▶ _EXERCISE BRIEF_
Copy each entry verbatim, excluding its images.

▶ _INPUT RECORDS_
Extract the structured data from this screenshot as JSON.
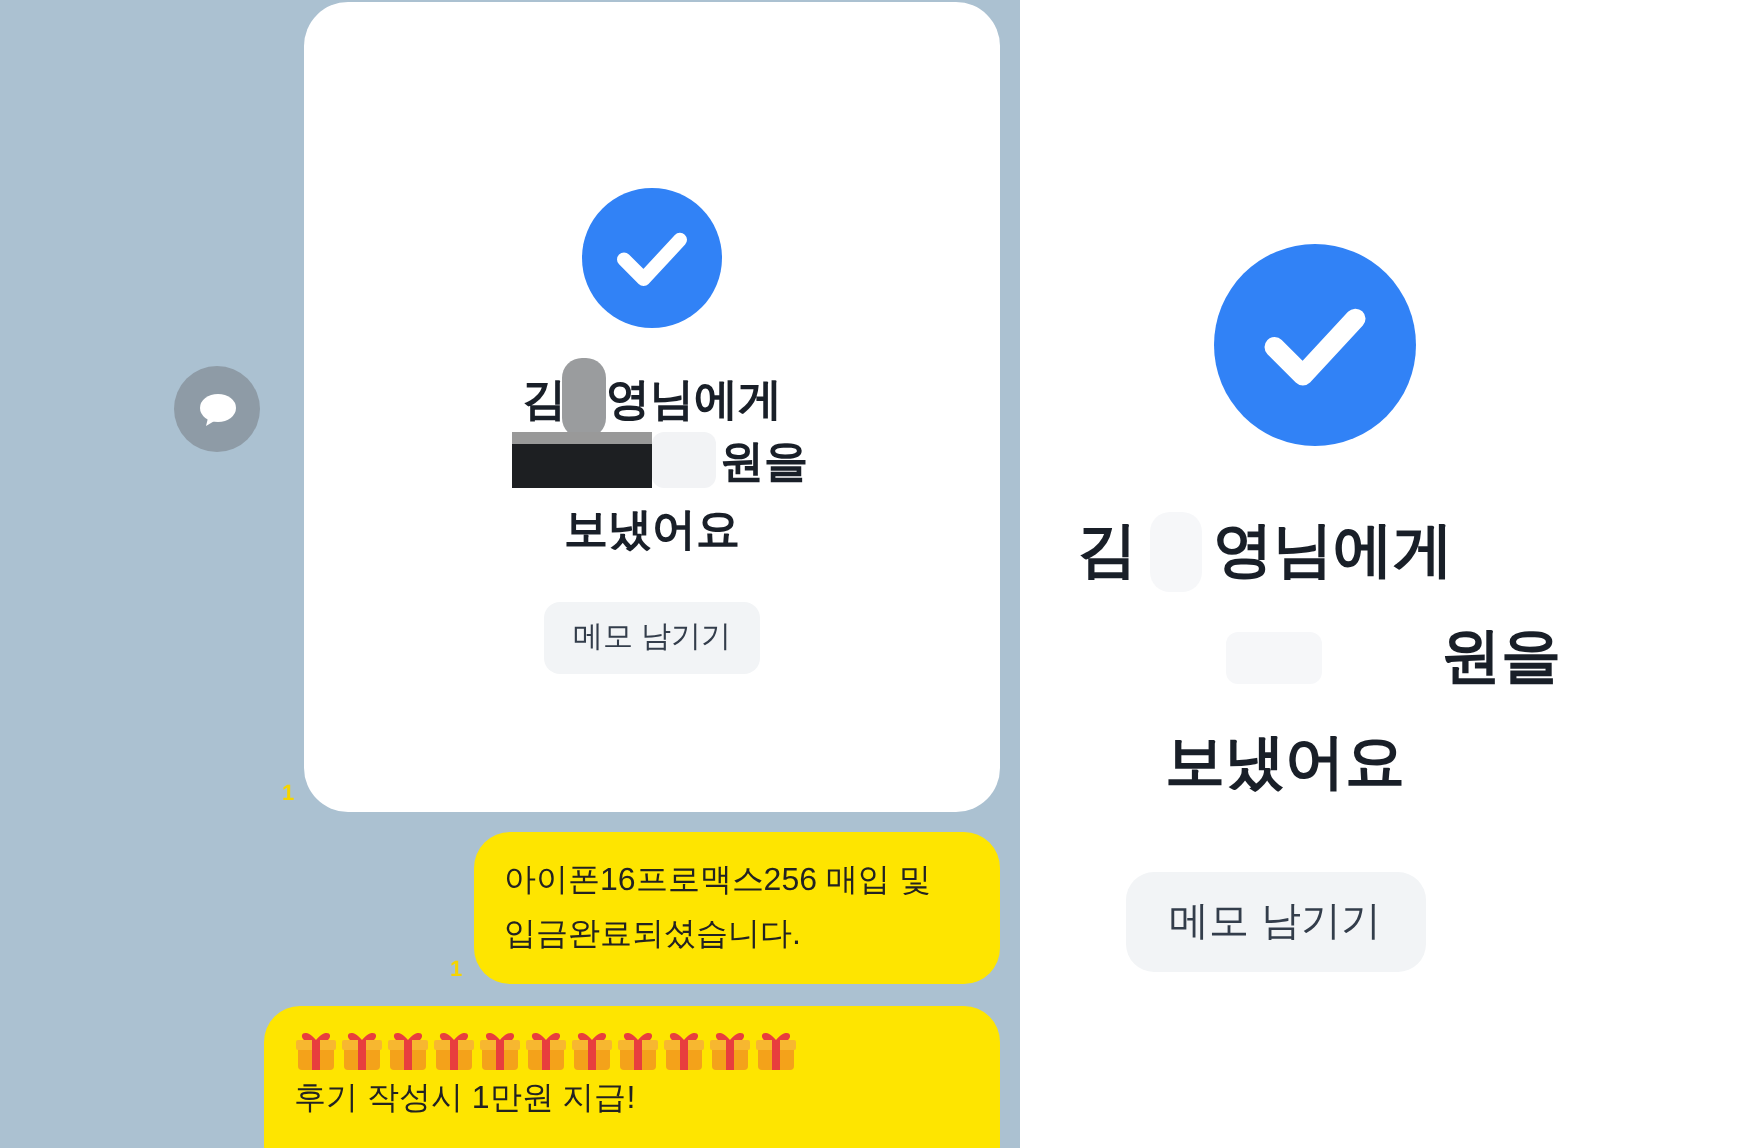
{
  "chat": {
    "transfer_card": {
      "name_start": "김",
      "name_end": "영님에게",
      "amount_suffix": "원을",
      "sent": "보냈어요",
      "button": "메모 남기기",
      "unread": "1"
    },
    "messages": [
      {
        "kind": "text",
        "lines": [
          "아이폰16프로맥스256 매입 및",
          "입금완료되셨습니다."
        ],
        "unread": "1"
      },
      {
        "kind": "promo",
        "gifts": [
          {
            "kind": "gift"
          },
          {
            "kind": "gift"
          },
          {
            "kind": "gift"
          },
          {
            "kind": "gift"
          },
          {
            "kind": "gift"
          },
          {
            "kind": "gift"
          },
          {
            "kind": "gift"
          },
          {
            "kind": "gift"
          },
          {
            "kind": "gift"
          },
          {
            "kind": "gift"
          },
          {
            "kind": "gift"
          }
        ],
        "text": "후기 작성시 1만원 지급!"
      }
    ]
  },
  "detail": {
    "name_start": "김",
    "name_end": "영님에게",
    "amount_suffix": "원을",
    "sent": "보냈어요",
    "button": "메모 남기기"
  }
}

▶ _RESPONSE AREA_
Extract the structured data from this screenshot as JSON.
{
  "chat": {
    "transfer_card": {
      "name_start": "김",
      "name_end": "영님에게",
      "amount_suffix": "원을",
      "sent": "보냈어요",
      "button": "메모 남기기",
      "unread": "1"
    },
    "messages": [
      {
        "kind": "text",
        "lines": [
          "아이폰16프로맥스256 매입 및",
          "입금완료되셨습니다."
        ],
        "unread": "1"
      },
      {
        "kind": "promo",
        "gifts": [
          {
            "kind": "gift"
          },
          {
            "kind": "gift"
          },
          {
            "kind": "gift"
          },
          {
            "kind": "gift"
          },
          {
            "kind": "gift"
          },
          {
            "kind": "gift"
          },
          {
            "kind": "gift"
          },
          {
            "kind": "gift"
          },
          {
            "kind": "gift"
          },
          {
            "kind": "gift"
          },
          {
            "kind": "gift"
          }
        ],
        "text": "후기 작성시 1만원 지급!"
      }
    ]
  },
  "detail": {
    "name_start": "김",
    "name_end": "영님에게",
    "amount_suffix": "원을",
    "sent": "보냈어요",
    "button": "메모 남기기"
  }
}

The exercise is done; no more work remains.